Speaking of divas, Noel Gallagher’s offered his endorsement of IV Thieves, the latest next-heroes of Brit rock. Advantage: everyone in the quartet writes, and everyone’s heard of the Kinks. “Dunno what the last band had to put up with, but this mic fookin’ stinks,” said the reedy-voice Nic Armstrong, before also celebrating the virtues of drinking beer in the afternoon (it was 3 p.m.). There is a future here, when the focus gets tighter.
The Cinematics will already enjoy a present, since their aloof private-schoolboy look and a sound as angular as the haircuts will find a ready-made audience. Thing is, this spiky guitar/reverb sound had been washed clean of anything but the most necessary new wave elements.
Luckily, for writers, all is not rosy. Hypes are also exposed. The Black Lips cruised in on a wave of excitement and turned out to be garage pretenders whose stomping “rave-up” performance energy couldn’t disguise their inability to tune up properly. There was love from the crowd, yeah, and fair enough, but this was proof that, with a yeah-yeahyeah attack and cheap beer in the venue, you can fool some of the people some of the time.

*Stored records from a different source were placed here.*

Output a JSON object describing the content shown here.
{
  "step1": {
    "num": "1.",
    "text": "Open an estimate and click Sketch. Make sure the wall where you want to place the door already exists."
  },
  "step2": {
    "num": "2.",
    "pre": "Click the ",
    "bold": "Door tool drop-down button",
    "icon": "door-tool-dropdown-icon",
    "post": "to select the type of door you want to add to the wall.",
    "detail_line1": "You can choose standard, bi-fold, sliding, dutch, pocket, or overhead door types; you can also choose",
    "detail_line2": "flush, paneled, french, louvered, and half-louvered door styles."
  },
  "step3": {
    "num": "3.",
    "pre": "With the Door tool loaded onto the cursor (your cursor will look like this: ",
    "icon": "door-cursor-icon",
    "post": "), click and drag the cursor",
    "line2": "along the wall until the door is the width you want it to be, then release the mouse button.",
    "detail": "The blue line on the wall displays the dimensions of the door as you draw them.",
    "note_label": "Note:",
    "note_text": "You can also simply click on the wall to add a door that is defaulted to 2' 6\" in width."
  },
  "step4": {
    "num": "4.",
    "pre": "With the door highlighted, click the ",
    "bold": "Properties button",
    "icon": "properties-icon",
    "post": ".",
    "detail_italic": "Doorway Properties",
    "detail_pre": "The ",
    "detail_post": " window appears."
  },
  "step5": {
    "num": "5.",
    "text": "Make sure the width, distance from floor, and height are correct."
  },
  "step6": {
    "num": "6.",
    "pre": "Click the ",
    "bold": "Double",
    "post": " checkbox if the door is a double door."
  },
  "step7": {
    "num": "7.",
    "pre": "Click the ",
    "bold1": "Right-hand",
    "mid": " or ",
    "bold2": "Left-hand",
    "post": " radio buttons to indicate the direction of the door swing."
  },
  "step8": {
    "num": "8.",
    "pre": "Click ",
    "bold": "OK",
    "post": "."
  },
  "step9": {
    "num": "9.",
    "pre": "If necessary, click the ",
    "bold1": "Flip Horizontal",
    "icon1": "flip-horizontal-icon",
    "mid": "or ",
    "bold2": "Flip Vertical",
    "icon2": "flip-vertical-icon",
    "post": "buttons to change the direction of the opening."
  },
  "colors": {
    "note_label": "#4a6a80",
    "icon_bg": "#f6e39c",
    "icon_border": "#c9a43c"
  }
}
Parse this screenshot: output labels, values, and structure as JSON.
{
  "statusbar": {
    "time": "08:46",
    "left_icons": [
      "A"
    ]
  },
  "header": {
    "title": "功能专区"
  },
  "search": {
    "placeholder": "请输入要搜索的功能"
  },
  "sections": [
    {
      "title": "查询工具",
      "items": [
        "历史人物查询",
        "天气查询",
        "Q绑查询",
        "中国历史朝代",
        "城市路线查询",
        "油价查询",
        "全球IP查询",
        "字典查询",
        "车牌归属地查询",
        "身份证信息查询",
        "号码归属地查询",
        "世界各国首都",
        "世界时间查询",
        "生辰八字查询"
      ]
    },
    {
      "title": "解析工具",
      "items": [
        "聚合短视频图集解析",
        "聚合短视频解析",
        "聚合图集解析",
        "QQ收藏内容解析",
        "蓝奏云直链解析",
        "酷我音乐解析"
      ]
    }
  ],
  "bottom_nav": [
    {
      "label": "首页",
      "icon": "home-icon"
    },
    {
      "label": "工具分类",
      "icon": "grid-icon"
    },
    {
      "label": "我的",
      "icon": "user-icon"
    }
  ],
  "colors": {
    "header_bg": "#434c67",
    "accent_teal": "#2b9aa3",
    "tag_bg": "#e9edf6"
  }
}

Of the most heavily hyped acts, only one was unattainable, Albert Hammond Jr. of the Strokes had a solo showcase Friday night in the Mercury Lounge. The gig was so oversold that the doorman, eyeing the hundred or so people queueing up to maybe buy additional tickets that might possibly be released, said the venue would only begin honouring CMJ passes at 1 a.m. Er, wasn’t the gig at midnight? Yeah. No matter, when you could walk face-first into the remarkable immensity of Norwegian synth drama band 120 Days. Five keyboards? Their multi-layered echoplex of sound – glacial, thudding and prismatic – had the crowd in Sin-é slackjawed. Quebec will die for these Scando Floydscapes; and a quasi-symphonic I Wanna Be Your Dog, taken at half-speed, was amazing.
Slouching against their vehicle on Attorney St. afterwards, singer Ådne Meisfjord was gutted because the band’s equipment had “malfunctioned,” limiting their sonic palette. Really?
And last Saturday, two promising bands delivered us to the home run of the convention. New York’s Surefire have evolved away from their original contempo-Tom Petty sound to a more straightforward ’70sriff groove. Led by Ben Rice, in boots, beard and dirty blonde hair, the band’s deceptively simple but polished set made it easy to forget these guys are teenagers.
L.A.’s Wires on Fire were convincingly agro-anarchic, with a frayed edge shredded by goth accents and punk energy. And lots of gobbing straight out of Hard Core Logo. Keep them in mind, and wear protection.
But the revelation came from Priestess. On tour since January, the Montreal band’s hour-long performance sent a suddenly packed Bowery Ballroom heaving on its foundations. Superhumanly tight, the attack was near-perfect; even Vince Nudo’s drum solo was spot-on. (Praise for a drum solo – it nearly gave me physical pain to write that). Quite possibly the best hard rock band on the planet right now, they’re certainly the most enjoyable.
Mikey Heppner (right) and Dan Watchorn of Priestess rocking Montreal earlier this year.